(Website and app data records)

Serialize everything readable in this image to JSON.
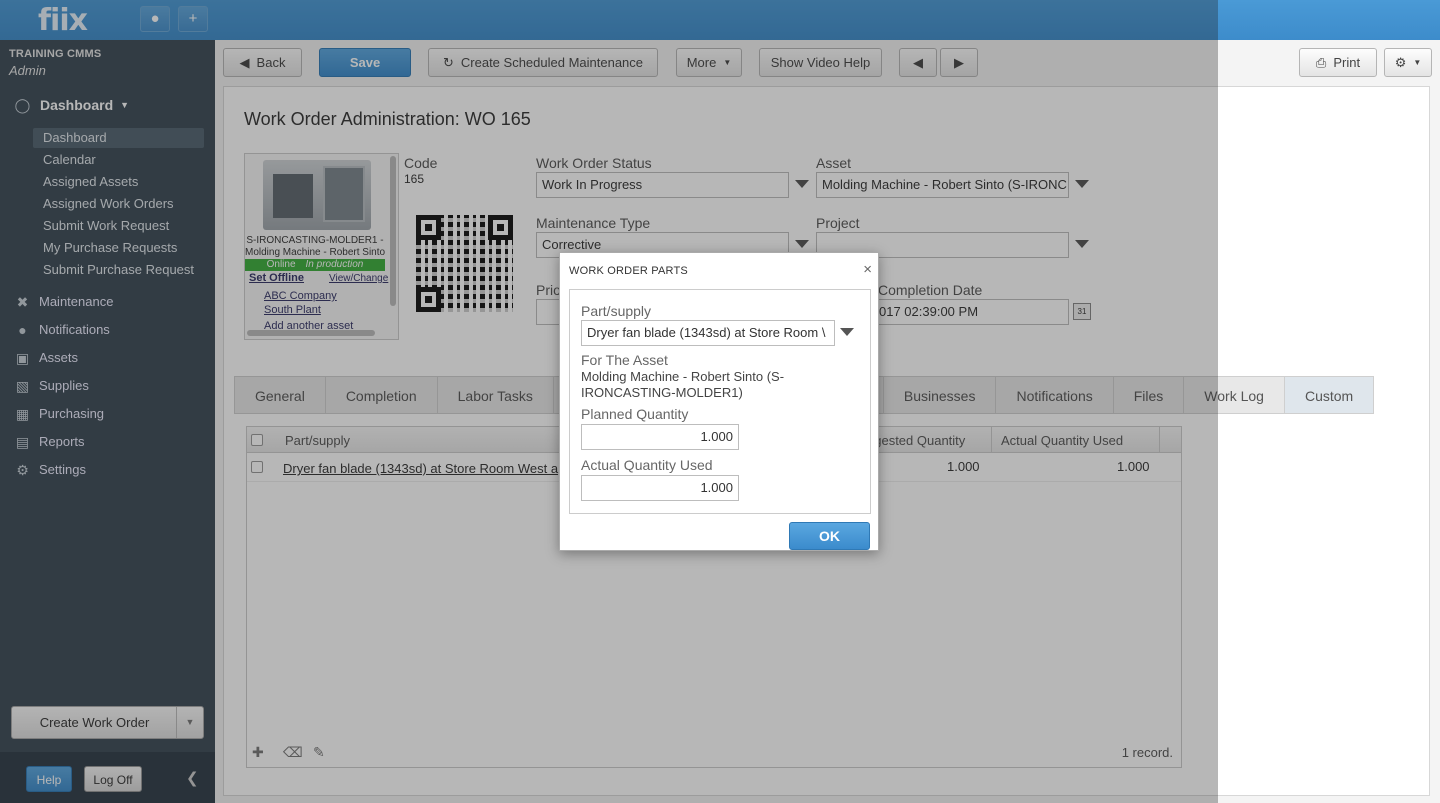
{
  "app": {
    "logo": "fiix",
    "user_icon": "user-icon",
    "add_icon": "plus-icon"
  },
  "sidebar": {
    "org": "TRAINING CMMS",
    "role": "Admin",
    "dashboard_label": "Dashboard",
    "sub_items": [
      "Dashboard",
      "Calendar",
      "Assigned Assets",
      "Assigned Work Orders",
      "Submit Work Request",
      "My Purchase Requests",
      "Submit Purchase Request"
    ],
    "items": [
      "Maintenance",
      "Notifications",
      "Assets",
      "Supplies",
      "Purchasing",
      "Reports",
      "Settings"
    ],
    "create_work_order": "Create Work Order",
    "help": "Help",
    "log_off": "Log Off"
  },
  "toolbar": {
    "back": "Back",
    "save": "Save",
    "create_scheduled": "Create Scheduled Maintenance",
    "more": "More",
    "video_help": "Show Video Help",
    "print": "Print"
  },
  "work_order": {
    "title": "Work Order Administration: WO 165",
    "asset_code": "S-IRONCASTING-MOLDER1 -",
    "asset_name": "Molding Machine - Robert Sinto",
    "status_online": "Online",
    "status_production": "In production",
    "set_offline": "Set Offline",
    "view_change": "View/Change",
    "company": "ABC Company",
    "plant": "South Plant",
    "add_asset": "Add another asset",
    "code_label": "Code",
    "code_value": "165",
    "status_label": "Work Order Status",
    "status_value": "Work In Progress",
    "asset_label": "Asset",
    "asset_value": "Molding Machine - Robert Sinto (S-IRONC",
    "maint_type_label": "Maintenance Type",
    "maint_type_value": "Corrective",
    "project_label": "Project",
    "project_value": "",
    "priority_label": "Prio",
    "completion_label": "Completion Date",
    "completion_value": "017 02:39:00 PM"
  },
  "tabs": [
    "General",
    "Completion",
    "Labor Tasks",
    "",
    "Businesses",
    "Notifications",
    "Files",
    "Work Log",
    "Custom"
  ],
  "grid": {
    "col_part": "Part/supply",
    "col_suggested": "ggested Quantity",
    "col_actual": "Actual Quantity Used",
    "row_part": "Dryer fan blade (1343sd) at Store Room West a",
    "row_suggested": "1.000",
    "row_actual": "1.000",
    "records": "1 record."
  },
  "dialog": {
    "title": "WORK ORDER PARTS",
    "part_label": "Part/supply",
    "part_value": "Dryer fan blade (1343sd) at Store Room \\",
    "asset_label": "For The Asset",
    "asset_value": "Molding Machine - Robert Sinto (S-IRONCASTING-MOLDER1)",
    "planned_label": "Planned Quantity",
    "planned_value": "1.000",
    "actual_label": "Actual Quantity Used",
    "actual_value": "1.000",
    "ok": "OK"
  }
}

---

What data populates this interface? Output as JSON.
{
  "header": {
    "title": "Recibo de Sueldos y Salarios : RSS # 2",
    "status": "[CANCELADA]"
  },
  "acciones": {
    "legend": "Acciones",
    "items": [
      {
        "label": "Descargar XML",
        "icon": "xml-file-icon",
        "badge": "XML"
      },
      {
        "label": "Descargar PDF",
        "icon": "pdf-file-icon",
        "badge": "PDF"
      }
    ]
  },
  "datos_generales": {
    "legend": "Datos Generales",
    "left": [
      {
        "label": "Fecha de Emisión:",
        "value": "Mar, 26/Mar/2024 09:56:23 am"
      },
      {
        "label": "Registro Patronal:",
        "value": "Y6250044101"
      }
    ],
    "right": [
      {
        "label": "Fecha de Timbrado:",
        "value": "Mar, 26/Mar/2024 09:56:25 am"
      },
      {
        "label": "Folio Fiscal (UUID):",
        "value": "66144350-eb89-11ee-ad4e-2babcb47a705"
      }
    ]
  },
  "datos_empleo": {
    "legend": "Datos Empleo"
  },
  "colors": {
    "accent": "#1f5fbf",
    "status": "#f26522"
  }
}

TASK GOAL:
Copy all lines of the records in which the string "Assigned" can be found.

TASK ANSWER:
      "Assigned Assets",
      "Assigned Work Orders",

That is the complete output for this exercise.